[[ Record extracts, beginning ]]

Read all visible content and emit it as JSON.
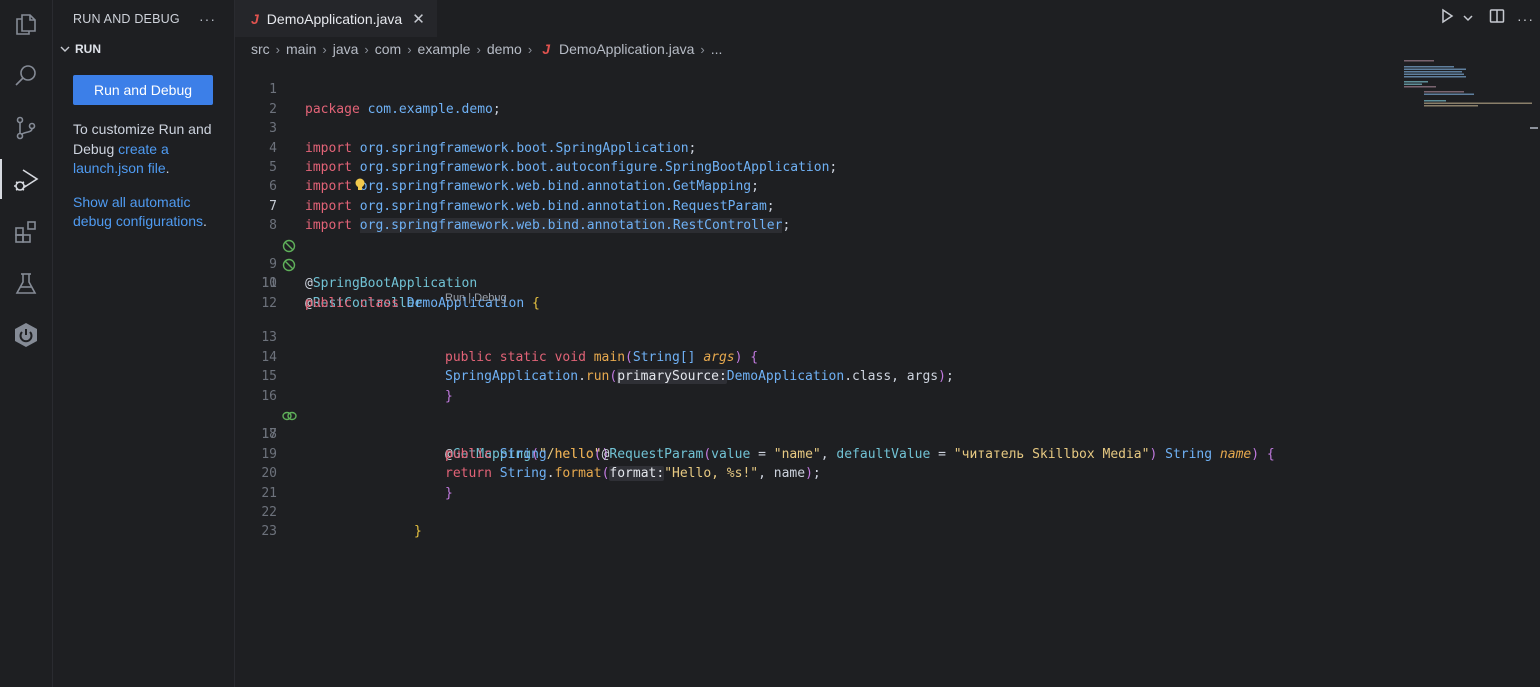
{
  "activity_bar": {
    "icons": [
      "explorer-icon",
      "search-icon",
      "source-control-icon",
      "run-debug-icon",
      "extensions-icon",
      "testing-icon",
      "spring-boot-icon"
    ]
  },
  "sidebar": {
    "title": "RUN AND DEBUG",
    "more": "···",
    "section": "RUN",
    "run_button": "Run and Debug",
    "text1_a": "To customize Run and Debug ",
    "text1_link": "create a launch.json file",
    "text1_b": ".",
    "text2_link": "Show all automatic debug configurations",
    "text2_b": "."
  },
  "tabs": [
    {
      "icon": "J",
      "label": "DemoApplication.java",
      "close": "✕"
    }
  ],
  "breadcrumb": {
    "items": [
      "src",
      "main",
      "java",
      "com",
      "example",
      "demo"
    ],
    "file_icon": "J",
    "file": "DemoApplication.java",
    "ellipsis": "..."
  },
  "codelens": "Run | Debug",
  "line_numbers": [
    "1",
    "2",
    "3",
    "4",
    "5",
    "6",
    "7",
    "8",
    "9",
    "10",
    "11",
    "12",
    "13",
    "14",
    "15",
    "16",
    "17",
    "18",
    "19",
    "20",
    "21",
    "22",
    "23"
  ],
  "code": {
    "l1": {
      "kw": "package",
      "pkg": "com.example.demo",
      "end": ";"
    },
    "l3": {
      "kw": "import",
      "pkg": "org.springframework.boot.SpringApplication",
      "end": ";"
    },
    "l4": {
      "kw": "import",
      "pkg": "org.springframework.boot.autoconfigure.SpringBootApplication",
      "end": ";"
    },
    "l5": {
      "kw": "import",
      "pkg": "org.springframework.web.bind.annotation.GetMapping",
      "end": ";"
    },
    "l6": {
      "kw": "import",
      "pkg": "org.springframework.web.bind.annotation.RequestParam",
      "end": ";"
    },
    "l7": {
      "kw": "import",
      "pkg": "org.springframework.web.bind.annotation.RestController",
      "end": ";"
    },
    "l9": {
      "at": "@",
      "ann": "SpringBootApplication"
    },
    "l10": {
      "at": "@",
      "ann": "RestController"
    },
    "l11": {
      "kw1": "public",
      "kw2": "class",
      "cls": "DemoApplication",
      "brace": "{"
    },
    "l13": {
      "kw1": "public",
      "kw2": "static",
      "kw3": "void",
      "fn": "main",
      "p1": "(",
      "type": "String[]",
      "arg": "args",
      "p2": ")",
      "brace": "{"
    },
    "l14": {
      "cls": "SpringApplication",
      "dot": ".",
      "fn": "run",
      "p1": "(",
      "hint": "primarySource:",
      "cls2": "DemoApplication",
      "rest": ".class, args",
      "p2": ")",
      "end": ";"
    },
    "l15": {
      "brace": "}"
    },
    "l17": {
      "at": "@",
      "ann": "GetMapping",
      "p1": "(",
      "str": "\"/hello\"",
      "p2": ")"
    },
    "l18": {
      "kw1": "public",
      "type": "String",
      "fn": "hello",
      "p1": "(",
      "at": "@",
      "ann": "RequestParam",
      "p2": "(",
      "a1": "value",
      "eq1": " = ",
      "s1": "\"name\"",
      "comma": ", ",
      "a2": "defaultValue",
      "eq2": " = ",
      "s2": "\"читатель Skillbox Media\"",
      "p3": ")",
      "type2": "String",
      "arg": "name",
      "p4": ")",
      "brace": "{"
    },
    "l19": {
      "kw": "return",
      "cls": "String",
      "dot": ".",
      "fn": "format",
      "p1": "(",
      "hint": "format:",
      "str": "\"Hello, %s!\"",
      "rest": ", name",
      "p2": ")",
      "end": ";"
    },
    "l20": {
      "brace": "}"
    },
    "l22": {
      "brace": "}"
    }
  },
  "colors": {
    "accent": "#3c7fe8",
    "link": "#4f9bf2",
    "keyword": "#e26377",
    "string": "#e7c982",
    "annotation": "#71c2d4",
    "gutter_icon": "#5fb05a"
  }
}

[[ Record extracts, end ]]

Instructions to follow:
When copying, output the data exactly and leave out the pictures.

Worked solution:
Read all visible content and emit it as JSON.
{
  "activity_bar": {
    "icons": [
      "explorer-icon",
      "search-icon",
      "source-control-icon",
      "run-debug-icon",
      "extensions-icon",
      "testing-icon",
      "spring-boot-icon"
    ]
  },
  "sidebar": {
    "title": "RUN AND DEBUG",
    "more": "···",
    "section": "RUN",
    "run_button": "Run and Debug",
    "text1_a": "To customize Run and Debug ",
    "text1_link": "create a launch.json file",
    "text1_b": ".",
    "text2_link": "Show all automatic debug configurations",
    "text2_b": "."
  },
  "tabs": [
    {
      "icon": "J",
      "label": "DemoApplication.java",
      "close": "✕"
    }
  ],
  "breadcrumb": {
    "items": [
      "src",
      "main",
      "java",
      "com",
      "example",
      "demo"
    ],
    "file_icon": "J",
    "file": "DemoApplication.java",
    "ellipsis": "..."
  },
  "codelens": "Run | Debug",
  "line_numbers": [
    "1",
    "2",
    "3",
    "4",
    "5",
    "6",
    "7",
    "8",
    "9",
    "10",
    "11",
    "12",
    "13",
    "14",
    "15",
    "16",
    "17",
    "18",
    "19",
    "20",
    "21",
    "22",
    "23"
  ],
  "code": {
    "l1": {
      "kw": "package",
      "pkg": "com.example.demo",
      "end": ";"
    },
    "l3": {
      "kw": "import",
      "pkg": "org.springframework.boot.SpringApplication",
      "end": ";"
    },
    "l4": {
      "kw": "import",
      "pkg": "org.springframework.boot.autoconfigure.SpringBootApplication",
      "end": ";"
    },
    "l5": {
      "kw": "import",
      "pkg": "org.springframework.web.bind.annotation.GetMapping",
      "end": ";"
    },
    "l6": {
      "kw": "import",
      "pkg": "org.springframework.web.bind.annotation.RequestParam",
      "end": ";"
    },
    "l7": {
      "kw": "import",
      "pkg": "org.springframework.web.bind.annotation.RestController",
      "end": ";"
    },
    "l9": {
      "at": "@",
      "ann": "SpringBootApplication"
    },
    "l10": {
      "at": "@",
      "ann": "RestController"
    },
    "l11": {
      "kw1": "public",
      "kw2": "class",
      "cls": "DemoApplication",
      "brace": "{"
    },
    "l13": {
      "kw1": "public",
      "kw2": "static",
      "kw3": "void",
      "fn": "main",
      "p1": "(",
      "type": "String[]",
      "arg": "args",
      "p2": ")",
      "brace": "{"
    },
    "l14": {
      "cls": "SpringApplication",
      "dot": ".",
      "fn": "run",
      "p1": "(",
      "hint": "primarySource:",
      "cls2": "DemoApplication",
      "rest": ".class, args",
      "p2": ")",
      "end": ";"
    },
    "l15": {
      "brace": "}"
    },
    "l17": {
      "at": "@",
      "ann": "GetMapping",
      "p1": "(",
      "str": "\"/hello\"",
      "p2": ")"
    },
    "l18": {
      "kw1": "public",
      "type": "String",
      "fn": "hello",
      "p1": "(",
      "at": "@",
      "ann": "RequestParam",
      "p2": "(",
      "a1": "value",
      "eq1": " = ",
      "s1": "\"name\"",
      "comma": ", ",
      "a2": "defaultValue",
      "eq2": " = ",
      "s2": "\"читатель Skillbox Media\"",
      "p3": ")",
      "type2": "String",
      "arg": "name",
      "p4": ")",
      "brace": "{"
    },
    "l19": {
      "kw": "return",
      "cls": "String",
      "dot": ".",
      "fn": "format",
      "p1": "(",
      "hint": "format:",
      "str": "\"Hello, %s!\"",
      "rest": ", name",
      "p2": ")",
      "end": ";"
    },
    "l20": {
      "brace": "}"
    },
    "l22": {
      "brace": "}"
    }
  },
  "colors": {
    "accent": "#3c7fe8",
    "link": "#4f9bf2",
    "keyword": "#e26377",
    "string": "#e7c982",
    "annotation": "#71c2d4",
    "gutter_icon": "#5fb05a"
  }
}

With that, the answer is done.